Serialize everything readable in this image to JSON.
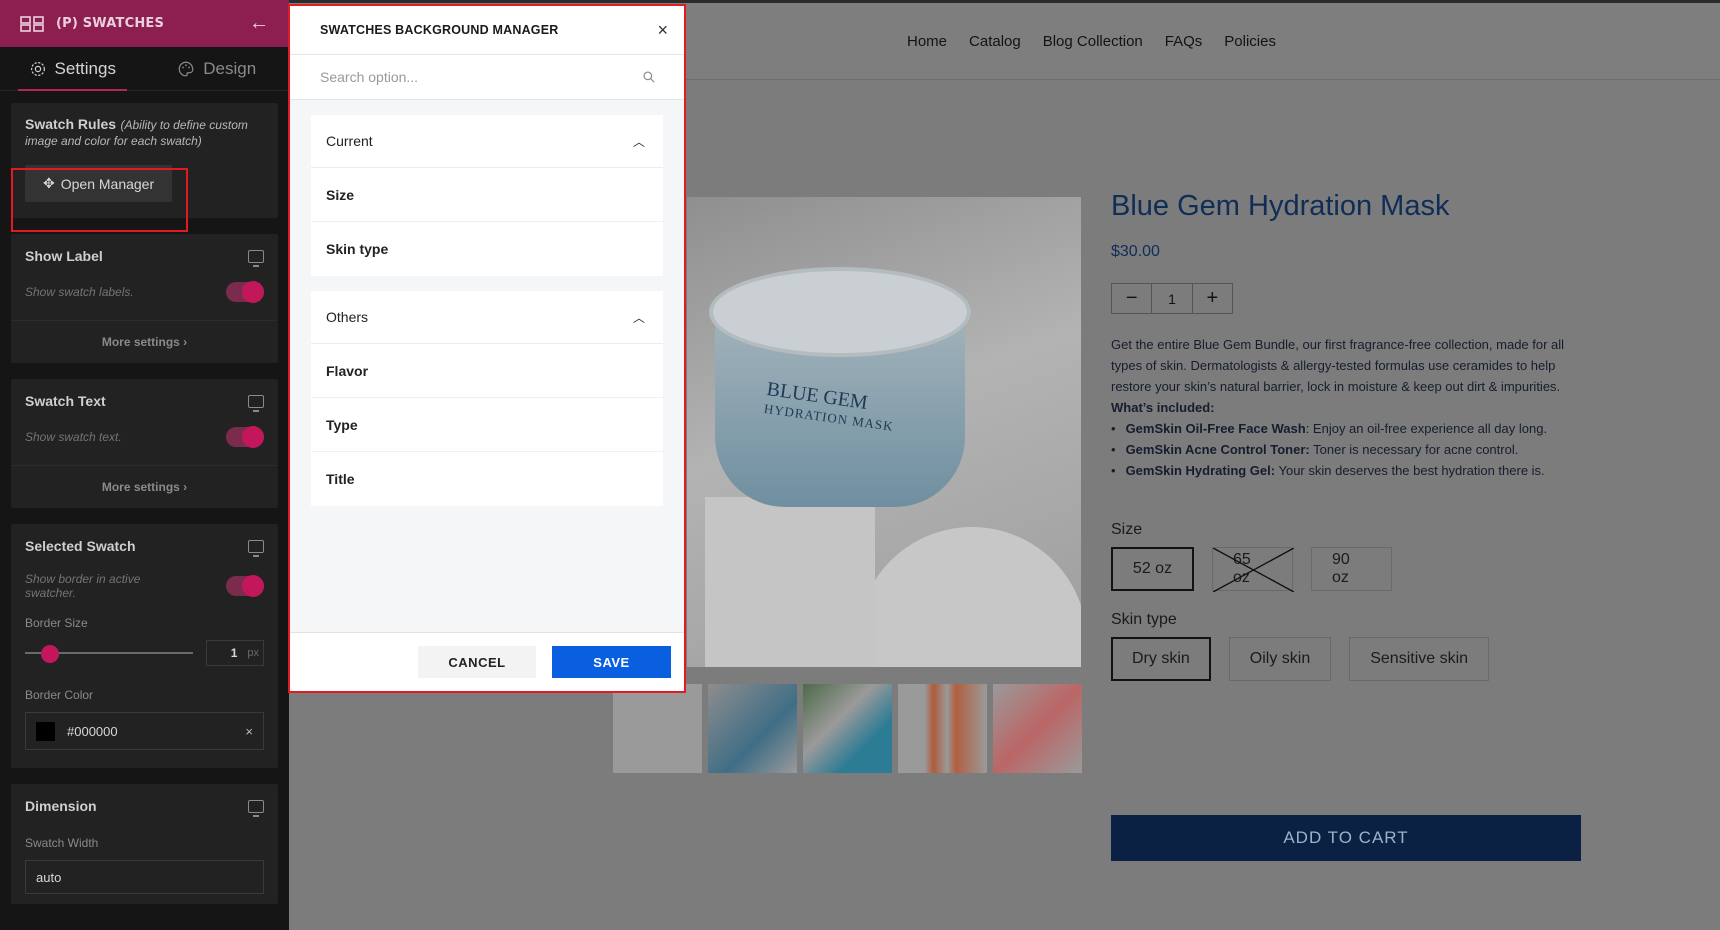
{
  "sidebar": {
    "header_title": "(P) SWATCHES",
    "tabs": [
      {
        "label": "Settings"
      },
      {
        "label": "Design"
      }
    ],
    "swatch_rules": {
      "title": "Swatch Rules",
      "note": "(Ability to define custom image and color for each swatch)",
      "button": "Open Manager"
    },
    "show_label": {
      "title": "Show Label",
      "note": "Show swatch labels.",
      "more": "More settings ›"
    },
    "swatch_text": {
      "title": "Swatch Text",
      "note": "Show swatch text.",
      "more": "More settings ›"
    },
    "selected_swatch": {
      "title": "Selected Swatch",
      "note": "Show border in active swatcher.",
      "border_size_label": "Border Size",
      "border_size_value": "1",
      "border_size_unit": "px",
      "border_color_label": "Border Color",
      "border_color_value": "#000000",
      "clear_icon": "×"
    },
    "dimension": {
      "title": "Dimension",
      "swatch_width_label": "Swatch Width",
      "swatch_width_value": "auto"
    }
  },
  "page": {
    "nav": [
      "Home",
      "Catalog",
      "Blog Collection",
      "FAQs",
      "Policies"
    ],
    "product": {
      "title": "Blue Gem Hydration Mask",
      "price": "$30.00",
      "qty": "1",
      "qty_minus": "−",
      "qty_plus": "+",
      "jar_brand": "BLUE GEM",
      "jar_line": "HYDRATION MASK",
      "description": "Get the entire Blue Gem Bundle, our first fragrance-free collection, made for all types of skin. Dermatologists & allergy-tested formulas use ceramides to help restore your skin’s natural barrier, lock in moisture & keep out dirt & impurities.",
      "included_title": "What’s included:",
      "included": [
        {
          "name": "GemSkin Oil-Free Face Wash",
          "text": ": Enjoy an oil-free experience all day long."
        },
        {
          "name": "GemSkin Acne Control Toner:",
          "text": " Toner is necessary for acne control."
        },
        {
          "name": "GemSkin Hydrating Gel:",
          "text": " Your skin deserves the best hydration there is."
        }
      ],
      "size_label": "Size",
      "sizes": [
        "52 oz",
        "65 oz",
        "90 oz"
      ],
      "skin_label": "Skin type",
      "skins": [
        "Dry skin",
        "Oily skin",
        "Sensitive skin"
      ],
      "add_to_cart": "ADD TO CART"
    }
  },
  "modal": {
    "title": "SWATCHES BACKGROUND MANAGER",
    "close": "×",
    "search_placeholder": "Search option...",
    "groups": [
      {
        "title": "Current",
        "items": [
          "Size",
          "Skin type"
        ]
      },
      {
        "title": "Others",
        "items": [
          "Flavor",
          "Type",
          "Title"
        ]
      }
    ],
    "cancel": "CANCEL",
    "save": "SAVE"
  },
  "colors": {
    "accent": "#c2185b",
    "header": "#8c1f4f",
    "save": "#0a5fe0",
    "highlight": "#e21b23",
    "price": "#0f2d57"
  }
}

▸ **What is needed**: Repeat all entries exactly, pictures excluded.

▸ **Written response**:
Serialize everything readable in this image to JSON.
{
  "sidebar": {
    "header_title": "(P) SWATCHES",
    "tabs": [
      {
        "label": "Settings"
      },
      {
        "label": "Design"
      }
    ],
    "swatch_rules": {
      "title": "Swatch Rules",
      "note": "(Ability to define custom image and color for each swatch)",
      "button": "Open Manager"
    },
    "show_label": {
      "title": "Show Label",
      "note": "Show swatch labels.",
      "more": "More settings ›"
    },
    "swatch_text": {
      "title": "Swatch Text",
      "note": "Show swatch text.",
      "more": "More settings ›"
    },
    "selected_swatch": {
      "title": "Selected Swatch",
      "note": "Show border in active swatcher.",
      "border_size_label": "Border Size",
      "border_size_value": "1",
      "border_size_unit": "px",
      "border_color_label": "Border Color",
      "border_color_value": "#000000",
      "clear_icon": "×"
    },
    "dimension": {
      "title": "Dimension",
      "swatch_width_label": "Swatch Width",
      "swatch_width_value": "auto"
    }
  },
  "page": {
    "nav": [
      "Home",
      "Catalog",
      "Blog Collection",
      "FAQs",
      "Policies"
    ],
    "product": {
      "title": "Blue Gem Hydration Mask",
      "price": "$30.00",
      "qty": "1",
      "qty_minus": "−",
      "qty_plus": "+",
      "jar_brand": "BLUE GEM",
      "jar_line": "HYDRATION MASK",
      "description": "Get the entire Blue Gem Bundle, our first fragrance-free collection, made for all types of skin. Dermatologists & allergy-tested formulas use ceramides to help restore your skin’s natural barrier, lock in moisture & keep out dirt & impurities.",
      "included_title": "What’s included:",
      "included": [
        {
          "name": "GemSkin Oil-Free Face Wash",
          "text": ": Enjoy an oil-free experience all day long."
        },
        {
          "name": "GemSkin Acne Control Toner:",
          "text": " Toner is necessary for acne control."
        },
        {
          "name": "GemSkin Hydrating Gel:",
          "text": " Your skin deserves the best hydration there is."
        }
      ],
      "size_label": "Size",
      "sizes": [
        "52 oz",
        "65 oz",
        "90 oz"
      ],
      "skin_label": "Skin type",
      "skins": [
        "Dry skin",
        "Oily skin",
        "Sensitive skin"
      ],
      "add_to_cart": "ADD TO CART"
    }
  },
  "modal": {
    "title": "SWATCHES BACKGROUND MANAGER",
    "close": "×",
    "search_placeholder": "Search option...",
    "groups": [
      {
        "title": "Current",
        "items": [
          "Size",
          "Skin type"
        ]
      },
      {
        "title": "Others",
        "items": [
          "Flavor",
          "Type",
          "Title"
        ]
      }
    ],
    "cancel": "CANCEL",
    "save": "SAVE"
  },
  "colors": {
    "accent": "#c2185b",
    "header": "#8c1f4f",
    "save": "#0a5fe0",
    "highlight": "#e21b23",
    "price": "#0f2d57"
  }
}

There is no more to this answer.